CullFragment/TexKill and Shadow Volumes

Is there a tutorial or demo out which demostrates the following idea?

Use a combination of vertex programs and pixel shaders which use the TexKill function so that when you render a shadow volume, all parts of that volume that fall out of that the lights range are not rendered. This should save fill rate.

Already, lots of problems seem to emerge, I remember a lot of talk about capping shadow volumes, and while texkill could be used to create a nice spherically clipped shadow volume (something like in the CullFragment Complex NV Browser effect), this volume would be a nightmare to cap properly.

Someone had a version of the Quake engine which had shadow volumes implemented, and they used the scissor function to limit the area that the shadow volume could render to. I do not see any problems for that method because its basically like rendering to a smaller screen. But clipping to an exact sphere would probably cause problems.

I just wanted to through this out there, maybe there is a clever solution to capping the polygons, but I never seem to have enough time to actually program in OpenGL like I want to.

I am kinda suprised no one replied to this, since I thought it was such a good idea. I assume it must be cause I am completely out in left field on this idea, and no one is replying because completely wrong (but, then again, in most forums people ussually can’t wait to pounce on a wrong idea).

The basic idea is to use Cull Fragment (aka TexKill) to limit shadow volumes to the sphere that defines that area of the light. My only concern was that these volumes would not be capped properly.

I’ll try to implement it and report the results later.

Sounds ok. You could also use the alpha test. If you mask out colour buffer writes, do you still get the alpha test functionality? In the same way, do you still get the texkill?

I thought about alpha test, but figured that it would not be as precise because its only 8 bits while the Cull Fragment has the same precision is texture coordinates (32-bits?).
From what I gather, it uses the texture coordinate to cancel the rendering of a pixel much like an alpha test.

Buffer masks are orthogonal to the fragment tests, it would still need to determine if it needs to write Z or Stencil even if you have the color buffers masked out, and part of that determination is the alpha value of the fragment after it emerges from the texture environment (or combiners, or whatever). All this happens before it gets to the color mask stage.

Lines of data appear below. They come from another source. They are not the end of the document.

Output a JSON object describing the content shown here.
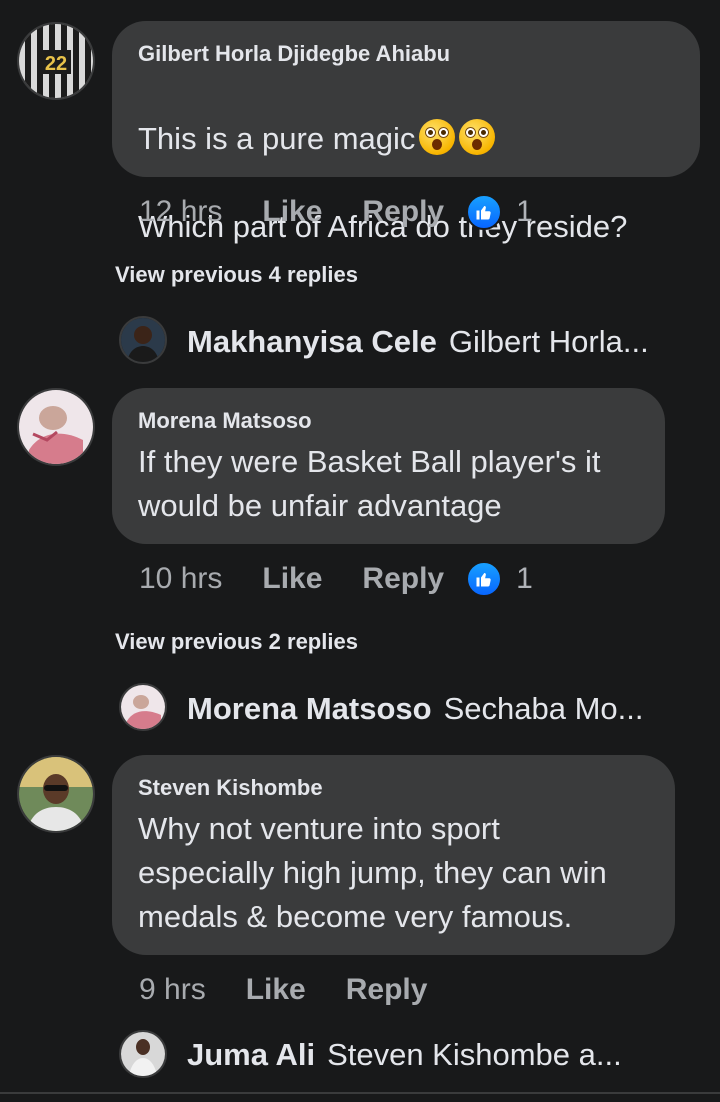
{
  "comments": [
    {
      "author": "Gilbert Horla Djidegbe Ahiabu",
      "line1": "This is a pure magic",
      "line2": "Which part of Africa do they reside?",
      "time": "12 hrs",
      "like_label": "Like",
      "reply_label": "Reply",
      "reaction_count": "1",
      "avatar_text": "22",
      "view_previous": "View previous 4 replies",
      "reply_preview": {
        "name": "Makhanyisa Cele",
        "text": "Gilbert Horla..."
      }
    },
    {
      "author": "Morena Matsoso",
      "text": "If they were Basket Ball player's it\nwould be unfair advantage",
      "time": "10 hrs",
      "like_label": "Like",
      "reply_label": "Reply",
      "reaction_count": "1",
      "view_previous": "View previous 2 replies",
      "reply_preview": {
        "name": "Morena Matsoso",
        "text": "Sechaba Mo..."
      }
    },
    {
      "author": "Steven Kishombe",
      "text": "Why not venture into sport\nespecially high jump, they can win\nmedals & become very famous.",
      "time": "9 hrs",
      "like_label": "Like",
      "reply_label": "Reply",
      "reply_preview": {
        "name": "Juma Ali",
        "text": "Steven Kishombe a..."
      }
    }
  ],
  "icons": {
    "emoji": "flushed-face-icon",
    "reaction": "like-reaction-icon"
  },
  "colors": {
    "background": "#18191a",
    "bubble": "#3a3b3c",
    "like_blue": "#0866ff",
    "muted_text": "#a8abaf"
  }
}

I am beginning to have doubts about if this would have any advantages over any other methods one may use to save fillrate on shadow volumes. I’ll simply have to implement something and see what happens.